Caltha LLP provides expert consulting services to public and private sector clients nationwide to address water quality standards, wastewater permitting and assessing potential impacts of chemicals in the aquatic environment.

Caltha LLP Aquatic Toxicology / WQ Standards Services Website

MPCA Antidegradation Requirements for Storm Water Discharges

On December 18, 2008, the Minnesota Pollution Control Agency (MPCA) released a redraft of the Multisector Industrial General Permit (MSGP) currently being written. Similar to previous drafts, this version is incomplete. [Read about previous draft of MPCA permit]

One of the important elements of this draft is the proposed antidegradation requirements for stormwater [Read further information on Antidegradation Policies].

Two overall categories are presented to determine potential antidegradation policy status:

All waters of State (Statewide). Any facility that requires an NPDES permit for stormwater discharge AND after January 1, 1988 increased the area of industrial activities by more than 91 acres (by expansion or new construction) must implement specific additional stormwater controls listed in the permit. As currently drafted, this requirement appears to apply retroactively, meaning that a facility that expanded by more than 91 acres anytime after January 1, 1988 could be required to retrofit stormwater controls to meet the new requirements.

Sites Near “Special Waters”. This requirement applies to facilities located within 1-mile of listed special waters, including Lake Superior, upper Mississippi River, lake trout lakes and other outstanding resource value waters. This requirement, as currently drafted, applies to all facilities within 1-mile of these waters, regardless of a “new or expanded” discharge. Facilities currently permitted and in compliance with the MPCA general permit would need to meet all permit requirements, including the listed additional stormwater controls. These permittees could be required to retrofit existing stormwater controls to meet the new requirements.


The MPCA MSGP is a work in progress; revisions and additions to the permit continue to be made. Once a draft is completed, the permit will be issued for public comment. Because of the size and complexity of the draft permit (especially compared to the current permit, written in 1997), it is expected that there will be significant public comments.



Caltha LLP provides expert consulting services to public and private sector clients nationwide to address water quality standards, wastewater permitting and assessing potential impacts of chemicals in the aquatic environment.

Caltha LLP Aquatic Toxicology / WQ Standards Services Website

NPDES Permit Benchmark Value vs Permit Limitation

How are "benchmark values" in my NPDES permit different than my permit limits"?

Benchmark values differ from permit limits. In a typical wastewater NPDES permit, limits may be specified for chemical parameters; if any of the limits are exceeded, it becomes a violation of the permit and may be subject to enforcement action.

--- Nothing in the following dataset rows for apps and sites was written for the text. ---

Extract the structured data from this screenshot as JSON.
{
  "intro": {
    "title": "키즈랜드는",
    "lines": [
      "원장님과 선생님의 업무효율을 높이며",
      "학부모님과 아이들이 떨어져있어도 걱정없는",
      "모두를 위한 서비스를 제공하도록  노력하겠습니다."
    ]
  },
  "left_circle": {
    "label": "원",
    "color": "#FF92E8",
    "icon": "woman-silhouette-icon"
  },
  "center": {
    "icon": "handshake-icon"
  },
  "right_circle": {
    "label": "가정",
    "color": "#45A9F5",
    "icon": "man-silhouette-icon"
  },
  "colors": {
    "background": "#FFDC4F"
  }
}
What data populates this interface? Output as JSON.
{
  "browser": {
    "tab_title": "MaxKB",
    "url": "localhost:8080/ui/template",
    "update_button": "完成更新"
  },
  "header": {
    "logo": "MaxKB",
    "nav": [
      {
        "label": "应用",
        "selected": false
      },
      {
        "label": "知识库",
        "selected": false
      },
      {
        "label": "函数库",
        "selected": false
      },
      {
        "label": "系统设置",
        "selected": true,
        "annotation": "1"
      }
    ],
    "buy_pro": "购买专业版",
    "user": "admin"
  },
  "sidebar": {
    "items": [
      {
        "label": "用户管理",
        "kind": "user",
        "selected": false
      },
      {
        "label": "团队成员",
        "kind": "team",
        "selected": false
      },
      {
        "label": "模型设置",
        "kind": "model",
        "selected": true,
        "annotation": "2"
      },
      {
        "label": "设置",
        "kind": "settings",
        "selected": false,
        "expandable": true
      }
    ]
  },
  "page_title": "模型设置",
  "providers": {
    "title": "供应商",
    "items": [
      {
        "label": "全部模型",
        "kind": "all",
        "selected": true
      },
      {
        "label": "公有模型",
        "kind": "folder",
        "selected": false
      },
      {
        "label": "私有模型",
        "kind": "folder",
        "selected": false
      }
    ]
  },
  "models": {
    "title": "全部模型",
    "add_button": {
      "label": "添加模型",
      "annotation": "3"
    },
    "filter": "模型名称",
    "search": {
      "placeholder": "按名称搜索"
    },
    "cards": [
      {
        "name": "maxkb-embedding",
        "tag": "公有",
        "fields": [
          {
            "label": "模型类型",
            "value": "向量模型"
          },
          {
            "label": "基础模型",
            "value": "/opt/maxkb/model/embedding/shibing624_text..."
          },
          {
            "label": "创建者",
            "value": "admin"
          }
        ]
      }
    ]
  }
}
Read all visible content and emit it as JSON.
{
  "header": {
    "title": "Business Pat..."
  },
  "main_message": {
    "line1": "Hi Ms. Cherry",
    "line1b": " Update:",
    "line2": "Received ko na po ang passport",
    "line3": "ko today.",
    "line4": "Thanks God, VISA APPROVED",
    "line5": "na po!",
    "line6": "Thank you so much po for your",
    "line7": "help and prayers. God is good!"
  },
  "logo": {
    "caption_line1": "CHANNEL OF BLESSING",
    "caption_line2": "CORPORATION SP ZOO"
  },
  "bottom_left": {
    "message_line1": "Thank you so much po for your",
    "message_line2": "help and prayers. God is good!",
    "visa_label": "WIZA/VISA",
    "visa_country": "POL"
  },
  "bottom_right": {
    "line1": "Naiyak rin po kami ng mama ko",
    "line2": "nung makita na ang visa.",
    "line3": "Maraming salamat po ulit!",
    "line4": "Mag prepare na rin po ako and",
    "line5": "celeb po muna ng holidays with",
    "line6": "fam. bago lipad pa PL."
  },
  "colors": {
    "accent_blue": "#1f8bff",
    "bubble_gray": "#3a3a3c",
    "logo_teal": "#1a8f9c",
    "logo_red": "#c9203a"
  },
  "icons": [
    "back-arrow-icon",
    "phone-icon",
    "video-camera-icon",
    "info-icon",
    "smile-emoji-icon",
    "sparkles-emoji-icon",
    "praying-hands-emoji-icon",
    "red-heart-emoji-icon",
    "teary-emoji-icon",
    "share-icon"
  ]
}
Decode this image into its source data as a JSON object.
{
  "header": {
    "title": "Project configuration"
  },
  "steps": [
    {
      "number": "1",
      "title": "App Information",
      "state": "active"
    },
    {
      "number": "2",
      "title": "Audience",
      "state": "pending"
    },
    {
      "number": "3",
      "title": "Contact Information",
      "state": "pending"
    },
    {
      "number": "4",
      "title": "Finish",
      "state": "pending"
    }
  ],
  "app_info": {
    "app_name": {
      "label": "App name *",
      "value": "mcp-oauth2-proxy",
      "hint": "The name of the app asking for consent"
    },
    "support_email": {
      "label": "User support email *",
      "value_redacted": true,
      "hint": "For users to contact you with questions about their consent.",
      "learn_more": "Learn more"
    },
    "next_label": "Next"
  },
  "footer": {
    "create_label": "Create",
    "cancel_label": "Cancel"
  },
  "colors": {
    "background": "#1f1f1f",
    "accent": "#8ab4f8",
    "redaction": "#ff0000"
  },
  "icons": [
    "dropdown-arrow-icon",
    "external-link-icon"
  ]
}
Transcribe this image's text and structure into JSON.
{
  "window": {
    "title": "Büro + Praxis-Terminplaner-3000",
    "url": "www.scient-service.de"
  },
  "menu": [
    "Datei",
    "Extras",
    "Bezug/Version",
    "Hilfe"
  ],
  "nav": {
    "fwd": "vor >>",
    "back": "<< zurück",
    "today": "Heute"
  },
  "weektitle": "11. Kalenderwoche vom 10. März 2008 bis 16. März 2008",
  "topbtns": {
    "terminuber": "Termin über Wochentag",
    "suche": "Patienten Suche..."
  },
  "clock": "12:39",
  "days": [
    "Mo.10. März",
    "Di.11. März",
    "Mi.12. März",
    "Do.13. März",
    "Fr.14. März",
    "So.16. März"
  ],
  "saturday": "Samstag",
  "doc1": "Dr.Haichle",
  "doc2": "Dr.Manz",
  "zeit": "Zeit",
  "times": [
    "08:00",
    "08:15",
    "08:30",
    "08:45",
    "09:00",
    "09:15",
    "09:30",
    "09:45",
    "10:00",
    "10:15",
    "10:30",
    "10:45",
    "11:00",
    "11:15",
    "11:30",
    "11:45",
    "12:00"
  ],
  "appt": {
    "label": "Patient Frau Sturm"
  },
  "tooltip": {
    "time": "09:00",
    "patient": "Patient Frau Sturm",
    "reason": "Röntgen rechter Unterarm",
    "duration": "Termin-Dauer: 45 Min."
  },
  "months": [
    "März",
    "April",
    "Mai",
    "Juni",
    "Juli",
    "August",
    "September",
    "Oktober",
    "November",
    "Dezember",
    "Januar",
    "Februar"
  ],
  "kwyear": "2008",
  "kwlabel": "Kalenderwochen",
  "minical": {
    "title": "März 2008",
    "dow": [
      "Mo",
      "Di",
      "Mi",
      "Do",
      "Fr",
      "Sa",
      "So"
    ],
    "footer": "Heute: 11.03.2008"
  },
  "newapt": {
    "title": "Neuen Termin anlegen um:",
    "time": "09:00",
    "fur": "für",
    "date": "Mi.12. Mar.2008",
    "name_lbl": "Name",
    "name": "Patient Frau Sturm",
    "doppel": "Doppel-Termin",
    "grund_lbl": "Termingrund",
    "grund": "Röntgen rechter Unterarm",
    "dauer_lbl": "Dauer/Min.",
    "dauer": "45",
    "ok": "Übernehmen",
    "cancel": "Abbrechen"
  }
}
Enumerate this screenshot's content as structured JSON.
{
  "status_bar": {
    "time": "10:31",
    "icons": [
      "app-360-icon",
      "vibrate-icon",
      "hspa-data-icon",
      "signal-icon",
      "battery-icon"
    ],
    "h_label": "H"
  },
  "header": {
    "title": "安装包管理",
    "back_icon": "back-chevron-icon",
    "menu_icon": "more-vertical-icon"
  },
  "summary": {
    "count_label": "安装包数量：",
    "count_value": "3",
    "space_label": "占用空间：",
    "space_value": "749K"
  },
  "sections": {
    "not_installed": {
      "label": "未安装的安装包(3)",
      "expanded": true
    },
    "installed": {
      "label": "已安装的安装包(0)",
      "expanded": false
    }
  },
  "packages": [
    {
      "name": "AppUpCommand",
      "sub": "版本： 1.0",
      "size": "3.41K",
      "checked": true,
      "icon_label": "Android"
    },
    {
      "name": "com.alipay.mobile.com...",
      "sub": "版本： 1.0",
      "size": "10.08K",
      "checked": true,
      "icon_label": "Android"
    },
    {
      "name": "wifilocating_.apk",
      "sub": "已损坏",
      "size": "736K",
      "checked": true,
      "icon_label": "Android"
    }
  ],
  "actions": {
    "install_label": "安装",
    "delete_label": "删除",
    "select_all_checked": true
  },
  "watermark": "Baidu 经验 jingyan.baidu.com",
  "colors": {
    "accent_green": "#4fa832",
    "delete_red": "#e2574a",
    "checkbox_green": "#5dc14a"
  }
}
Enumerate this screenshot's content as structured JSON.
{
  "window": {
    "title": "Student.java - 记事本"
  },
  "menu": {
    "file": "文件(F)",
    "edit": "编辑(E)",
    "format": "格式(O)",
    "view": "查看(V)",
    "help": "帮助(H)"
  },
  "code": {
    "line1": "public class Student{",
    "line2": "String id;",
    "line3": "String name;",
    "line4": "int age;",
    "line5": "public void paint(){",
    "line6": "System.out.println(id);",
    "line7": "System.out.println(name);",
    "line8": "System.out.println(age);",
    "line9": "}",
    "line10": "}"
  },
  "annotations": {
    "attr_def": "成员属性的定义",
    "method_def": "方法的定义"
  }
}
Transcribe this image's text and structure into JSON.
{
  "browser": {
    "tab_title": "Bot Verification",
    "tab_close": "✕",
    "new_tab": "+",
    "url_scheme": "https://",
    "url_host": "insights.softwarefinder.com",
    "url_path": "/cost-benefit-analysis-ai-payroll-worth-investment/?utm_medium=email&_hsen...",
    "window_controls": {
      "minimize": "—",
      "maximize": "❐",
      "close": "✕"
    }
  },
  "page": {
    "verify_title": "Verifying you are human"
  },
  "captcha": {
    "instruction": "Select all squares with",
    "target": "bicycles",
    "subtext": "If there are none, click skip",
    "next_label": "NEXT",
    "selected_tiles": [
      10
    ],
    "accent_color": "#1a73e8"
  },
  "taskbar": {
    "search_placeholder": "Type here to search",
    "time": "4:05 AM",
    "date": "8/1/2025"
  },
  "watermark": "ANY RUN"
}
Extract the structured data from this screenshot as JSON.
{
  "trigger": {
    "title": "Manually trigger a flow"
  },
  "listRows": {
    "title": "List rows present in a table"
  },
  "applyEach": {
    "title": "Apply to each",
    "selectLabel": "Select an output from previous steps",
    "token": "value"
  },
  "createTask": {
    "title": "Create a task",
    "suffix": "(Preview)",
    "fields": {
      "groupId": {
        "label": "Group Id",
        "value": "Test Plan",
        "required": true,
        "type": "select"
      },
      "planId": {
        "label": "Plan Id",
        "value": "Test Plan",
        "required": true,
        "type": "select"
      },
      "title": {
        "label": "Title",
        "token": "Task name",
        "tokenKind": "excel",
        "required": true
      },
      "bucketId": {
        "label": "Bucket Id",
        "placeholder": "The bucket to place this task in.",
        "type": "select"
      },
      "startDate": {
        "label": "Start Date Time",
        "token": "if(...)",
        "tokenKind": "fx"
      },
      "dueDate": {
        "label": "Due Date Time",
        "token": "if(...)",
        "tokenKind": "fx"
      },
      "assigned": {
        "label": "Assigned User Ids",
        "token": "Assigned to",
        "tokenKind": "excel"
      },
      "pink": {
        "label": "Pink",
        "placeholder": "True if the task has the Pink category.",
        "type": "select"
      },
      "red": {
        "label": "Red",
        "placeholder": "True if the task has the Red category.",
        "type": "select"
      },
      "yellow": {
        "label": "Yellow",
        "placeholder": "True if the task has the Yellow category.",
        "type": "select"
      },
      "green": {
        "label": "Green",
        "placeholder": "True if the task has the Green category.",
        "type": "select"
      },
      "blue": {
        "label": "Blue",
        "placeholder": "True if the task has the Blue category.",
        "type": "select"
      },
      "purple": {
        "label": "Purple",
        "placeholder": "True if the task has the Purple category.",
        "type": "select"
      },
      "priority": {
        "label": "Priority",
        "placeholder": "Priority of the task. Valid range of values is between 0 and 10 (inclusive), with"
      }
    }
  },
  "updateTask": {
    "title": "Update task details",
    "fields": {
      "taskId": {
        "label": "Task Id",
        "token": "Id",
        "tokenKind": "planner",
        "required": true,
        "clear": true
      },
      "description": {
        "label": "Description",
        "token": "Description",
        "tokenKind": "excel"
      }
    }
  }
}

Benchmark values, in the context of stormwater NPDES permits, are intended to provide a measurement of the effectiveness of the stormwater pollution prevention plan (SWPPP). Exceeding a benchmark does not directly result in a permit violation. However, permits typically require facilities to reevaluate their SWPPP and to take prompt corrective action after a benchmark value is exceeded. Failure to take prompt corrective action if a benchmark value is exceeded can be a permit violation and subject to enforcement action. Multiple exceedances of a benchmark could result in a State requiring that the facility apply for an individual stormwater discharge permit. In this case, legally enforceable stormwater discharge limits may be written into the permit.

[read more about selecting appropriate stormwater monitoring techniques]

Caltha LLP provides expert consulting services to public and private sector clients nationwide to address water quality standards, wastewater permitting and assessing potential impacts of chemicals in the aquatic environment.

Caltha LLP Aquatic Toxicology / WQ Standards Services Website